So far the LTSC looks pretty good, but there are a few caveats. First, unless you already have a valid Windows 10 Enterprise LTSC product key, you must purchase one from Microsoft to validate your installation.

The other major argument against using LTSC is that it won’t receive major Windows updates; the version you install is the version you are stuck with. But like this Reddit thread points outthat’s the whole point: you skip new features in favor of a fully stable operating system.

However, if you do want to update to a new LTSC version (or revert to the Home edition of Windows 10 or 11), you must perform a full reinstall and purchase a new key each time you want to upgrade. Fortunately, LTSC builds still get the latest Windows 10 security updates and bug fixes, so security isn’t an issue. That said, LTSC builds released after 2021 only receive five years of post-launch security update support, compared to 10 years of support for other builds.
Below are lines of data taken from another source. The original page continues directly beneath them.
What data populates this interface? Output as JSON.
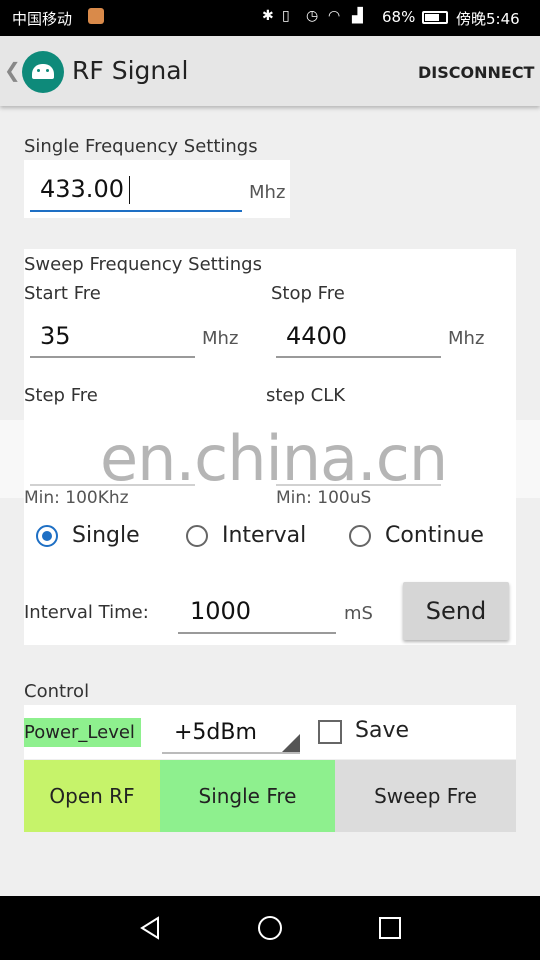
{
  "status_bar": {
    "carrier": "中国移动",
    "battery": "68%",
    "time": "傍晚5:46"
  },
  "app_bar": {
    "title": "RF Signal",
    "disconnect": "DISCONNECT"
  },
  "single_freq": {
    "heading": "Single Frequency Settings",
    "value": "433.00",
    "unit": "Mhz"
  },
  "sweep": {
    "heading": "Sweep Frequency Settings",
    "start_label": "Start Fre",
    "start_value": "35",
    "start_unit": "Mhz",
    "stop_label": "Stop Fre",
    "stop_value": "4400",
    "stop_unit": "Mhz",
    "step_label": "Step Fre",
    "clk_label": "step CLK",
    "step_min": "Min:  100Khz",
    "clk_min": "Min:  100uS",
    "modes": [
      "Single",
      "Interval",
      "Continue"
    ],
    "selected_mode": "Single",
    "interval_label": "Interval Time:",
    "interval_value": "1000",
    "interval_unit": "mS",
    "send": "Send"
  },
  "control": {
    "heading": "Control",
    "power_label": "Power_Level",
    "power_value": "+5dBm",
    "save_label": "Save",
    "save_checked": false
  },
  "buttons": {
    "open_rf": "Open RF",
    "single_fre": "Single Fre",
    "sweep_fre": "Sweep Fre"
  },
  "watermark": "en.china.cn",
  "colors": {
    "accent": "#1e6fc4",
    "power_label_bg": "#8ef08e",
    "open_rf_bg": "#c6f36a",
    "single_fre_bg": "#8ef08e",
    "sweep_fre_bg": "#dcdcdc"
  }
}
While not technically designed for general users, the LTSC version works great on a computer you use every day as long as you’re okay with not getting the latest features. You can still connect to the Internet, install third-party apps, play PC games, and just about anything else you might use your computer for, although it will take some work to get some tasks and apps to work properly.
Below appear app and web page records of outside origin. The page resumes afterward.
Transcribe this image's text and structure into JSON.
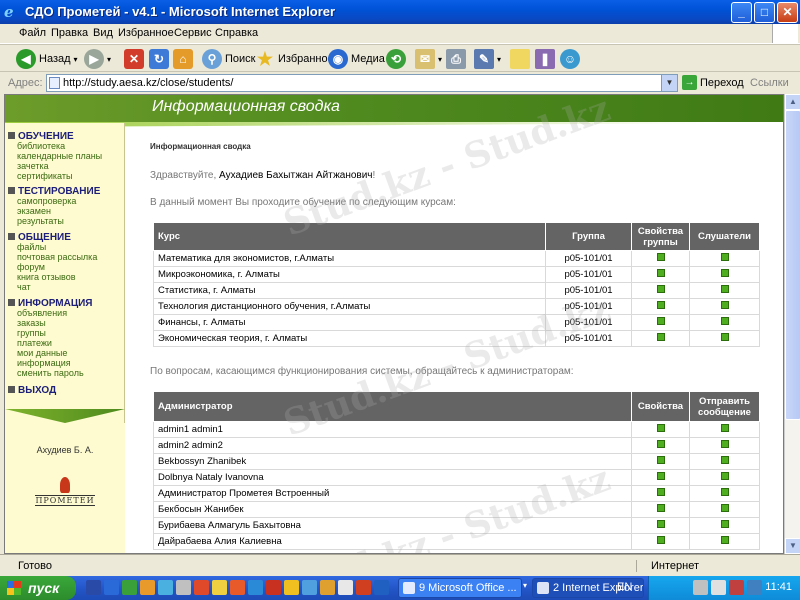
{
  "window": {
    "title": "СДО Прометей - v4.1 - Microsoft Internet Explorer"
  },
  "menu": [
    "Файл",
    "Правка",
    "Вид",
    "Избранное",
    "Сервис",
    "Справка"
  ],
  "toolbar": {
    "back": "Назад",
    "search": "Поиск",
    "favorites": "Избранное",
    "media": "Медиа"
  },
  "address": {
    "label": "Адрес:",
    "url": "http://study.aesa.kz/close/students/",
    "go": "Переход",
    "links": "Ссылки"
  },
  "site": {
    "banner": "Информационная сводка",
    "sidebar": [
      {
        "title": "ОБУЧЕНИЕ",
        "items": [
          "библиотека",
          "календарные планы",
          "зачетка",
          "сертификаты"
        ]
      },
      {
        "title": "ТЕСТИРОВАНИЕ",
        "items": [
          "самопроверка",
          "экзамен",
          "результаты"
        ]
      },
      {
        "title": "ОБЩЕНИЕ",
        "items": [
          "файлы",
          "почтовая рассылка",
          "форум",
          "книга отзывов",
          "чат"
        ]
      },
      {
        "title": "ИНФОРМАЦИЯ",
        "items": [
          "объявления",
          "заказы",
          "группы",
          "платежи",
          "мои данные",
          "информация",
          "сменить пароль"
        ]
      },
      {
        "title": "ВЫХОД",
        "items": []
      }
    ],
    "user_short": "Ахудиев Б. А.",
    "logo_text": "ПРОМЕТЕЙ"
  },
  "main": {
    "breadcrumb": "Информационная сводка",
    "greeting_prefix": "Здравствуйте, ",
    "greeting_name": "Аухадиев Бахытжан Айтжанович",
    "greeting_suffix": "!",
    "courses_intro": "В данный момент Вы проходите обучение по следующим курсам:",
    "courses_headers": {
      "course": "Курс",
      "group": "Группа",
      "props": "Свойства группы",
      "listeners": "Слушатели"
    },
    "courses": [
      {
        "name": "Математика для экономистов, г.Алматы",
        "group": "p05-101/01"
      },
      {
        "name": "Микроэкономика, г. Алматы",
        "group": "p05-101/01"
      },
      {
        "name": "Статистика, г. Алматы",
        "group": "p05-101/01"
      },
      {
        "name": "Технология дистанционного обучения, г.Алматы",
        "group": "p05-101/01"
      },
      {
        "name": "Финансы, г. Алматы",
        "group": "p05-101/01"
      },
      {
        "name": "Экономическая теория, г. Алматы",
        "group": "p05-101/01"
      }
    ],
    "admins_intro": "По вопросам, касающимся функционирования системы, обращайтесь к администраторам:",
    "admins_headers": {
      "admin": "Администратор",
      "props": "Свойства",
      "send": "Отправить сообщение"
    },
    "admins": [
      "admin1 admin1",
      "admin2 admin2",
      "Bekbossyn Zhanibek",
      "Dolbnya Nataly Ivanovna",
      "Администратор Прометея Встроенный",
      "Бекбосын Жанибек",
      "Бурибаева Алмагуль Бахытовна",
      "Дайрабаева Алия Калиевна"
    ]
  },
  "watermark": "Stud.kz - Stud.kz",
  "status": {
    "text": "Готово",
    "zone": "Интернет"
  },
  "taskbar": {
    "start": "пуск",
    "tasks": [
      "9 Microsoft Office ...",
      "2 Internet Explorer"
    ],
    "lang": "EN",
    "clock": "11:41"
  }
}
You’ll need to install a few apps like a media player (like VLC player), word processors, and an Internet browser to make up for the lack of Windows Media Player, Microsoft Office, Edge, and the rest (note that Windows 10 LTSC includes Internet Explorer, but it is no longer supported by Microsoft, so you will need to install another browser). The LTSC also does not include the Windows Store app, but this can be downloaded and installed if desired. You will also need to manually update your device drivers in some cases.

How to install Windows 10 Enterprise LTSC

If you want to try Windows 10 Enterprise LTSC for yourself, you can easily get a free 90-day trial, but remember you’ll need a valid product key to activate your operating system. once the evaluation period you need. to be purchased from Microsoft.

Here’s how to set it up:

  1. Go to the Microsoft Assessment Center page.
  2. Select the 64-bit version of LTSC for your region/language to begin downloading.
  3. Once the download is complete, use the ISO file to create a bootable USB installer and use it to install Windows 10 LTSC. We have a guide this will walk you through the process if you don’t know how to do this – just be sure to use the LTSC ISO.



Comments are closed.